trains that feed individual WFSs. Each optical train includes three zoom mechanisms catering to sodium layer height
variations of 85-235 km. The visible WFS system includes an atmospheric dispersion corrector (ADC); the NGS WFS,
used only for NGS mode; the moderate order radial (MOR) truth WFS, used for fast tracking of radially symmetric
aberrations while in LGS mode; and the high-order low-bandwidth (HOL) truth WFS, used for sensing high-order LGS
WFS offsets. The majority of NFIRAOS is cooled to -30 C to reduce background emissivity. Within the thermal
enclosure are standard optical benches which are semi-kinematically mounted to a sub-structure, which is in turn
connected via bipod flexures to the external NFIFAOS structure. This protects the optics benches from thermal distortion
while maintaining alignment to instruments and TMT.
Atmospheric turbulence compensation via adaptive optics (AO) will be essential for achieving most objectives of the

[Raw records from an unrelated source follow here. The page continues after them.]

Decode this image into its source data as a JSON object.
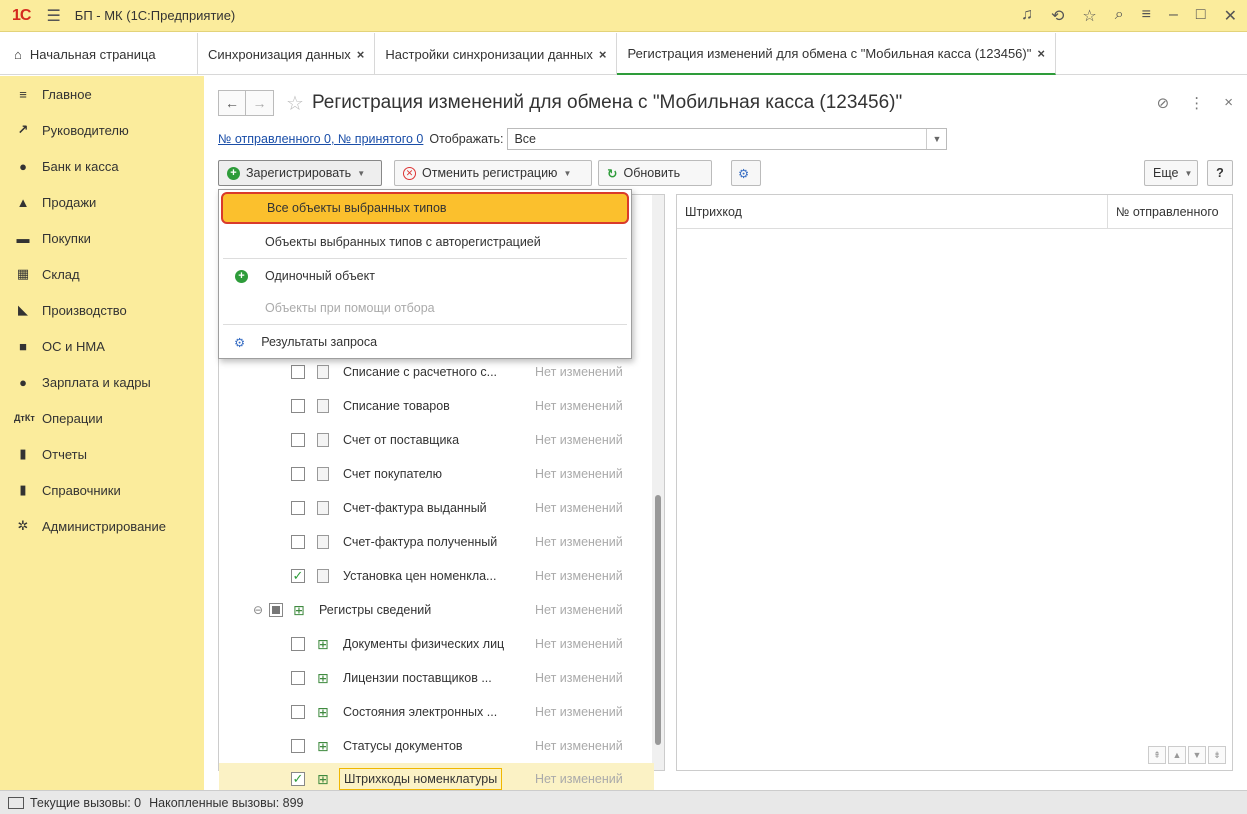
{
  "titlebar": {
    "logo": "1С",
    "title": "БП - МК  (1С:Предприятие)"
  },
  "tabs": [
    {
      "label": "Начальная страница",
      "closable": false
    },
    {
      "label": "Синхронизация данных",
      "closable": true
    },
    {
      "label": "Настройки синхронизации данных",
      "closable": true
    },
    {
      "label": "Регистрация изменений для обмена с  \"Мобильная касса (123456)\"",
      "closable": true
    }
  ],
  "sidebar": {
    "items": [
      {
        "label": "Главное",
        "icon": "menu-icon"
      },
      {
        "label": "Руководителю",
        "icon": "chart-line-icon"
      },
      {
        "label": "Банк и касса",
        "icon": "bank-icon"
      },
      {
        "label": "Продажи",
        "icon": "cart-sell-icon"
      },
      {
        "label": "Покупки",
        "icon": "cart-icon"
      },
      {
        "label": "Склад",
        "icon": "warehouse-icon"
      },
      {
        "label": "Производство",
        "icon": "factory-icon"
      },
      {
        "label": "ОС и НМА",
        "icon": "truck-icon"
      },
      {
        "label": "Зарплата и кадры",
        "icon": "person-icon"
      },
      {
        "label": "Операции",
        "icon": "dt-kt-icon"
      },
      {
        "label": "Отчеты",
        "icon": "bar-chart-icon"
      },
      {
        "label": "Справочники",
        "icon": "book-icon"
      },
      {
        "label": "Администрирование",
        "icon": "gear-icon"
      }
    ]
  },
  "page": {
    "title": "Регистрация изменений для обмена с  \"Мобильная касса (123456)\"",
    "sent_received_link": "№ отправленного 0, № принятого 0",
    "display_label": "Отображать:",
    "display_value": "Все"
  },
  "toolbar": {
    "register_label": "Зарегистрировать",
    "cancel_label": "Отменить регистрацию",
    "refresh_label": "Обновить",
    "more_label": "Еще",
    "help_label": "?"
  },
  "dropdown": {
    "items": [
      {
        "label": "Все объекты выбранных типов",
        "state": "highlighted"
      },
      {
        "label": "Объекты выбранных типов с авторегистрацией",
        "state": "normal"
      },
      {
        "label": "Одиночный объект",
        "state": "normal"
      },
      {
        "label": "Объекты при помощи отбора",
        "state": "disabled"
      },
      {
        "label": "Результаты запроса",
        "state": "normal"
      }
    ]
  },
  "tree": {
    "rows": [
      {
        "name": "Списание с расчетного с...",
        "status": "Нет изменений",
        "checked": false,
        "kind": "doc"
      },
      {
        "name": "Списание товаров",
        "status": "Нет изменений",
        "checked": false,
        "kind": "doc"
      },
      {
        "name": "Счет от поставщика",
        "status": "Нет изменений",
        "checked": false,
        "kind": "doc"
      },
      {
        "name": "Счет покупателю",
        "status": "Нет изменений",
        "checked": false,
        "kind": "doc"
      },
      {
        "name": "Счет-фактура выданный",
        "status": "Нет изменений",
        "checked": false,
        "kind": "doc"
      },
      {
        "name": "Счет-фактура полученный",
        "status": "Нет изменений",
        "checked": false,
        "kind": "doc"
      },
      {
        "name": "Установка цен номенкла...",
        "status": "Нет изменений",
        "checked": true,
        "kind": "doc"
      },
      {
        "name": "Регистры сведений",
        "status": "Нет изменений",
        "checked": false,
        "kind": "group"
      },
      {
        "name": "Документы физических лиц",
        "status": "Нет изменений",
        "checked": false,
        "kind": "reg"
      },
      {
        "name": "Лицензии поставщиков ...",
        "status": "Нет изменений",
        "checked": false,
        "kind": "reg"
      },
      {
        "name": "Состояния электронных ...",
        "status": "Нет изменений",
        "checked": false,
        "kind": "reg"
      },
      {
        "name": "Статусы документов",
        "status": "Нет изменений",
        "checked": false,
        "kind": "reg"
      },
      {
        "name": "Штрихкоды номенклатуры",
        "status": "Нет изменений",
        "checked": true,
        "kind": "reg"
      }
    ]
  },
  "right_table": {
    "columns": [
      "Штрихкод",
      "№ отправленного"
    ]
  },
  "statusbar": {
    "current_calls": "Текущие вызовы: 0",
    "accumulated_calls": "Накопленные вызовы: 899"
  }
}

TMT science case. The performance requirements for the initial implementation of the observatory's facility AO system
include diffraction-limited performance in the near IR with 50 per cent sky coverage at the galactic pole. This capability
will be achieved via an order 60x60 multi-conjugate AO system (NFIRAOS) with two deformable mirrors optically
conjugate to ranges of 0 and 12 km, six high-order wavefront sensors observing laser guide stars in the mesospheric
sodium layer, and up to three low-order, IR, natural guide star wavefront sensors located within each client instrument.
The associated laser guide star facility (LGSF) will consist of 3 50W class, solid state, sum frequency lasers,
conventional beam transport optics, and a launch telescope located behind the TMT secondary mirror.
In this paper, we report on the progress made in designing, modeling, and validating these systems and their components
over the last two years. This includes work on the overall layout and detailed opto-mechanical designs of NFIRAOS and
the LGSF; reliable wavefront sensing methods for use with elongated and time-varying sodium laser guide stars;
developing and validating a robust tip/tilt control architecture and its components; computationally efficient algorithms
for very high order wavefront control; detailed AO system modeling and performance optimization incorporating all of
these effects; and a range of supporting lab/field tests and component prototyping activities at TMT partners. Further
details may be found in the additional papers on each of the above topics.